Edited by Tiffany Villigan

Not an empty net, but a slightly open window
Not an empty net, but a slightly open window
Anne-Marie Sorvin-USA TODAY Sports

A couple of months ago, reflecting my growing infatuation with another sport, I opined that skyrocketing franchise values in the NHL should make a "hockey first" arena scenario more palatable to the powers that be.

Well, one of those powers currently be Seattle Mayor Ed Murray, who seemed to crack open a window to that possibility, even in the midst of concern over a closed door to an NBA franchise. He did so in separate articles by Geoff Baker and Chris Daniels. In the Baker article, he sounds slightly negative. In the Daniels piece, he sounds a little more positive. Surprise, surprise.

From Baker's article...

Murray says NHL commissioner Bettman asked him about modifying the MOU to allow for a hockey team to come first.

"My pushback is always that I don't see that unless there is a financial model that's beneficial,'' Murray said.

From Daniels' article...

That leads to an inevitable question.
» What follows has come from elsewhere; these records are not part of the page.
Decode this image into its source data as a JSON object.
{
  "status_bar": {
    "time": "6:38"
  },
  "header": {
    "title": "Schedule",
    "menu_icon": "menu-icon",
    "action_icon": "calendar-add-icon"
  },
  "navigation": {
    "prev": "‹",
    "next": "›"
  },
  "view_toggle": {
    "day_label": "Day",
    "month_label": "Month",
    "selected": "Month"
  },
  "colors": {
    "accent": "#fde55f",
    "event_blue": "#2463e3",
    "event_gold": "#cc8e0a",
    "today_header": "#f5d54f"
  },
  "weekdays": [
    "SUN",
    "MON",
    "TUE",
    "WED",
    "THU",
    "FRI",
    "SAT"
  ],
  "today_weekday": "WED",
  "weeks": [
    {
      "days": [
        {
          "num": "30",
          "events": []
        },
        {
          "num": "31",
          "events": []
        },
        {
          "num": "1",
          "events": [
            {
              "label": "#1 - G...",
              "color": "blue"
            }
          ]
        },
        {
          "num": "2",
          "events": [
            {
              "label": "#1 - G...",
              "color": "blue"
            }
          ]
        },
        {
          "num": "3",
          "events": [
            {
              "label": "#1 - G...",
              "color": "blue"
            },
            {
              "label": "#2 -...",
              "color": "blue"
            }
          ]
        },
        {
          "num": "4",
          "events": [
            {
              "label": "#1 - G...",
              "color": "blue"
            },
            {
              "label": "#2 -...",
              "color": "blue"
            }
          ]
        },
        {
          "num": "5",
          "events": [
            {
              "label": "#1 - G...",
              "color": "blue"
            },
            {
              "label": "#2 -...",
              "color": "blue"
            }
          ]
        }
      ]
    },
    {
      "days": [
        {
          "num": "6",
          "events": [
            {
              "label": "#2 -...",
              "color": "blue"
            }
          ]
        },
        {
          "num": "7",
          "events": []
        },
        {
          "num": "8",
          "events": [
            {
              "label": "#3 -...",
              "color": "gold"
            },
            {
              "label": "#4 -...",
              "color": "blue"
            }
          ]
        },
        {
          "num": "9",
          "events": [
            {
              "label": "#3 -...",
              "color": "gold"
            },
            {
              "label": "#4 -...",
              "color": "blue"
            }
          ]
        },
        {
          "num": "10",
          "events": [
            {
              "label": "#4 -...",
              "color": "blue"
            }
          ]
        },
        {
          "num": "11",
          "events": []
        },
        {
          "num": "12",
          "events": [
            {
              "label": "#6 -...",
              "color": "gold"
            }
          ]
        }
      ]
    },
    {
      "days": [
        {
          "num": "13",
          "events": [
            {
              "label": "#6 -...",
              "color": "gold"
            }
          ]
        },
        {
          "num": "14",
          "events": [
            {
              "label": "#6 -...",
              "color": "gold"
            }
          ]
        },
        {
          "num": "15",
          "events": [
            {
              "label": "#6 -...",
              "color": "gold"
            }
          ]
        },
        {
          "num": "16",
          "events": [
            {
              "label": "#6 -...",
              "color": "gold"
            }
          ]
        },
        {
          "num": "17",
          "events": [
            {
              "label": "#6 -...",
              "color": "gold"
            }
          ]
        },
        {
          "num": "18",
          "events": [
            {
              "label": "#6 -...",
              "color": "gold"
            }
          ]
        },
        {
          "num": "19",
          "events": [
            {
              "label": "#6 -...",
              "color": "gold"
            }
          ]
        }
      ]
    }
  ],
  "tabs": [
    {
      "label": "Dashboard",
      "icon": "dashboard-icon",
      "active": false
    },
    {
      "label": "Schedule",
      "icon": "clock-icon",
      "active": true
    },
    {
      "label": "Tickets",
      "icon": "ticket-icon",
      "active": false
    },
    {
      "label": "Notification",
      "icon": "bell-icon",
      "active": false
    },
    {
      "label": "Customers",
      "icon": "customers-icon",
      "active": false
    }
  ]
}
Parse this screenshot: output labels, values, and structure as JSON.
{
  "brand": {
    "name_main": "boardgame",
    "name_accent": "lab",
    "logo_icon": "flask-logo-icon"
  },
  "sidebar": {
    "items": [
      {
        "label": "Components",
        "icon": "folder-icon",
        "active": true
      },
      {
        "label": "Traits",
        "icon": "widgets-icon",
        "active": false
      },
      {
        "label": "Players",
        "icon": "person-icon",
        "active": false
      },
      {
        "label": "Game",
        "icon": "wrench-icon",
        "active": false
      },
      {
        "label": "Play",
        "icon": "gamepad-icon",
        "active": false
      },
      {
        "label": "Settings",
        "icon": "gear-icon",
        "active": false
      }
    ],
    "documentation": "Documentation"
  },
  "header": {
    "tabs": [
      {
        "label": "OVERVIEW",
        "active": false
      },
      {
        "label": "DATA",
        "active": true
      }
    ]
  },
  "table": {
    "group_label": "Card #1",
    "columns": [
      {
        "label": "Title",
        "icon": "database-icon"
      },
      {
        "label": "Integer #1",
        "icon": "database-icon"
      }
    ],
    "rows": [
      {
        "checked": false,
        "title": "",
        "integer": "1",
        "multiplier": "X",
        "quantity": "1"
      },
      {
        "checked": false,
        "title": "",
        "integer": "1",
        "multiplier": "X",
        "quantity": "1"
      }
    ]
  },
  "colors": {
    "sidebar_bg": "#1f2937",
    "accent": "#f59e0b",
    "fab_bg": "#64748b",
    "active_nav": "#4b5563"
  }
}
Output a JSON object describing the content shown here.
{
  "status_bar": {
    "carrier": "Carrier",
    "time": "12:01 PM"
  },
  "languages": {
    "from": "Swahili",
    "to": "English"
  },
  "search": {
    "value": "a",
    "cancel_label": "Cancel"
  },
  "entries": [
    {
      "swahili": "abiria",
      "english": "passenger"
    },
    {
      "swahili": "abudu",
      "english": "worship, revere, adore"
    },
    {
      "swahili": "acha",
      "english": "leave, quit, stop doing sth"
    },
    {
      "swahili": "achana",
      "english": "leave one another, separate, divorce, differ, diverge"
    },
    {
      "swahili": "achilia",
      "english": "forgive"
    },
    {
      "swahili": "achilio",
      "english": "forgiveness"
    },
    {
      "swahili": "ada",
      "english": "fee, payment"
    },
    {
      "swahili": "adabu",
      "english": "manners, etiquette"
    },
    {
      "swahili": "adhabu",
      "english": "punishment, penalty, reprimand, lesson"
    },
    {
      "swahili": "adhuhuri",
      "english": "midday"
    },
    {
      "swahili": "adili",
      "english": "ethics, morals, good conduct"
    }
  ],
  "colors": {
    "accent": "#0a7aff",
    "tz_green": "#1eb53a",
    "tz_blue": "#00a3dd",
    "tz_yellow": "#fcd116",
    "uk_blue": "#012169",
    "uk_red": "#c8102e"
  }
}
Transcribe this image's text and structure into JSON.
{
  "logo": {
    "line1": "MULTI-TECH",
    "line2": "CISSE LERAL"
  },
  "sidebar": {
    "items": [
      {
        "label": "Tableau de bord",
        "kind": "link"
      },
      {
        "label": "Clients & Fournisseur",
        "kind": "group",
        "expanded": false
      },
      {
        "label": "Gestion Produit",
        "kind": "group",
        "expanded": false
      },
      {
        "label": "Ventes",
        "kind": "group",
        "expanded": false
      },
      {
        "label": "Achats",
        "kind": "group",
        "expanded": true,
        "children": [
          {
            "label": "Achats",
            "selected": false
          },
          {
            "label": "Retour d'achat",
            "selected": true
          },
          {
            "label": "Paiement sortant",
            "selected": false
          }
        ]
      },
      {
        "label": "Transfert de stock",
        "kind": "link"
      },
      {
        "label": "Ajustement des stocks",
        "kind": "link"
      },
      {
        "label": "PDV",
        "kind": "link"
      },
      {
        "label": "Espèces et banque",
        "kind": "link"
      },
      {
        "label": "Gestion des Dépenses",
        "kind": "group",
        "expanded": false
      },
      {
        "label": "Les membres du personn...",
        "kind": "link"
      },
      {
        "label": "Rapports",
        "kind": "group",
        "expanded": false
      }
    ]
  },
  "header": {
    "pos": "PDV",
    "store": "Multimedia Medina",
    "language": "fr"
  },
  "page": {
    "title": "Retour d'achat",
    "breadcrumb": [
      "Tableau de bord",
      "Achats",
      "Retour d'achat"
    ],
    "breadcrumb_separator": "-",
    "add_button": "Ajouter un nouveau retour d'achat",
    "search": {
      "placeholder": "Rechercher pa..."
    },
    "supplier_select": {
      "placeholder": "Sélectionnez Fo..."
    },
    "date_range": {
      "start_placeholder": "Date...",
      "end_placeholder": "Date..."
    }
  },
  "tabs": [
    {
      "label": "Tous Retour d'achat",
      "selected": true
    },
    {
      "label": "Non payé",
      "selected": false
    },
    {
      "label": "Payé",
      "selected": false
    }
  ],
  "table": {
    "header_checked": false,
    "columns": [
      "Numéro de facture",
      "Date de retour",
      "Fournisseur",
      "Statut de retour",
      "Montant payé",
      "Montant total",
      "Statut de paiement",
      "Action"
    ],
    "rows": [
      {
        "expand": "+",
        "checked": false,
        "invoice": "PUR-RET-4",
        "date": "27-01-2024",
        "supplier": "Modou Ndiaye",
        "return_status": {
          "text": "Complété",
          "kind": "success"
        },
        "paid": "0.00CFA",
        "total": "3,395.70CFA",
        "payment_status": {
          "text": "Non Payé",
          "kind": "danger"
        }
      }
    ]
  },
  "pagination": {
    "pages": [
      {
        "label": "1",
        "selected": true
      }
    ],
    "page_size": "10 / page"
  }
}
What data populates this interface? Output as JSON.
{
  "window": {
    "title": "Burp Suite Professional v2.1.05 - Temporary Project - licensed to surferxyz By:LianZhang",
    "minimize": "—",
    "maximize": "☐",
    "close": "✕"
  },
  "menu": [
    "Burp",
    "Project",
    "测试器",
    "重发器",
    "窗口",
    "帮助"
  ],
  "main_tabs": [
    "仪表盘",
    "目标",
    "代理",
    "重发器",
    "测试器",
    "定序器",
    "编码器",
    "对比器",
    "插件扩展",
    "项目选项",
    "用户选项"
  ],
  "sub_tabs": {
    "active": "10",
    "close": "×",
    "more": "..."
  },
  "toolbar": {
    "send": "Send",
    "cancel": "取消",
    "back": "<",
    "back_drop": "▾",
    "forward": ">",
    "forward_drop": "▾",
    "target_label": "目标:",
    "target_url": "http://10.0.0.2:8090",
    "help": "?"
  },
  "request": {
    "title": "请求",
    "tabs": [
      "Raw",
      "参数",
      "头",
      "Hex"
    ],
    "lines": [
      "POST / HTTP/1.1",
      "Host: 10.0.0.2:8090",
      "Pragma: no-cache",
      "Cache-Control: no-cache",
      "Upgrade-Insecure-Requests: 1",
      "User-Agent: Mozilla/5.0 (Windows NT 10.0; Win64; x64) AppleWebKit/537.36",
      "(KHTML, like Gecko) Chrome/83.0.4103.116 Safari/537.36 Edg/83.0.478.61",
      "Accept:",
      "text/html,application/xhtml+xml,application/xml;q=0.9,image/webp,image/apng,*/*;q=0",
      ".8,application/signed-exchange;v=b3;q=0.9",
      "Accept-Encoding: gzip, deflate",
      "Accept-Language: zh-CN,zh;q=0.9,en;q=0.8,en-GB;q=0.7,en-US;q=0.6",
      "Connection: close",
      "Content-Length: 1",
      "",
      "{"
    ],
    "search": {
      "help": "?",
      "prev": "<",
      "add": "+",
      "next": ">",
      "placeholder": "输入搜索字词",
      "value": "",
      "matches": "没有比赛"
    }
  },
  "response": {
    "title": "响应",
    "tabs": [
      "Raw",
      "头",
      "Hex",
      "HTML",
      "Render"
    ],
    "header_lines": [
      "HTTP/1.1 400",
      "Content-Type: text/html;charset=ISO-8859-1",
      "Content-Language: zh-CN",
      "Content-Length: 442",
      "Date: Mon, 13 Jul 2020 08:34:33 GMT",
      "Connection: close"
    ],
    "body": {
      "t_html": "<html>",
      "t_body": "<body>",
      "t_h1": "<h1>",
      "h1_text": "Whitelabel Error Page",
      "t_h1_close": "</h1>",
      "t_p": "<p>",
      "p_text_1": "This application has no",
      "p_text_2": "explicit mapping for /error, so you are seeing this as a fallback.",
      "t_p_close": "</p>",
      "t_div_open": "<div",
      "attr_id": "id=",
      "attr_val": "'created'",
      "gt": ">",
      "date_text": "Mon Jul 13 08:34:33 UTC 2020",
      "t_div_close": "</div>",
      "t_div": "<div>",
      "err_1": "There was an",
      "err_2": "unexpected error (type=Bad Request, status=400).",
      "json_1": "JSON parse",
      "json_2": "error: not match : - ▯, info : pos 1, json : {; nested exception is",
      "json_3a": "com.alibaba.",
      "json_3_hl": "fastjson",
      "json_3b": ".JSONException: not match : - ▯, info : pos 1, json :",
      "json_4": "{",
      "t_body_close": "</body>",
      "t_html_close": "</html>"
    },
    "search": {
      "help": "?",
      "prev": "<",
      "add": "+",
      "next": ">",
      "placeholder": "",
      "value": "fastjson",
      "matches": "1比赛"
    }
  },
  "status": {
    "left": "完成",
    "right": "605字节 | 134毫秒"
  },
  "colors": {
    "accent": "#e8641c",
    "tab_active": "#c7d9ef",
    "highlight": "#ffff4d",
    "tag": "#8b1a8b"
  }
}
Would Murray support legislation that would alter the MOU for an NHL-first scenario?

"I think that we would have to see a potential financial model proposition penciled out," said Murray, who noted that nothing had been submitted to his office.


Neither of those statements sound all that exciting for NHL-first prospects until you consider the kind of statements that our public officials usually make on the issue.

Every NHL-related statement from any Seattle official that I can recall has been something like "We must have an NBA franchise for this to pencil out" or "An NHL franchise on its own will not make this arena feasible" or "The NHL is just too big of a risk on its own."

By saying "We would have to see a potential financial model proposition penciled out," the mayor was expressing ... gasp ... openness to the idea that it COULD be feasible. He was leaving the door ever so slightly ajar. To my knowledge, he is the first city official to do so publicly. I can only hope that more will follow.


The Green Bay Packers left a door cracked open late in the fourth quarter last Sunday and the Seattle Seahawks kicked it off the hinges and beat them over the head with it for the rest of the game. That's how they got into the Super Bowl.

And that is the kind of herculean effort that Victor Coleman and his team will have to bring to convince Hansen and the local electeds to modify the MOU. Instead of onside kicks, Hail Mary two-pointers, and ballsy bombs, Team Coleman will have to shock and awe with lots of determination and even more money.


The Coleman group will have to show Hansen somewhere between one and $390 million dollars to make the option interesting to him. They may even have to buy him out completely if things go truly south with the NBA. Don't ever forget that he's put in a ton of effort and money in the purchase of land and in guiding the MOU to its current state.

It will cost somewhere between one and $120 million dollars to pique the interest of the city and will cost somewhere between one and $80 million dollars to get the county on board.

Only Hansen and the pertinent council members know how far the needle will have to move, but make no mistake: it will be a significant distance.

Come on, Victor. Kick that door off the hinges.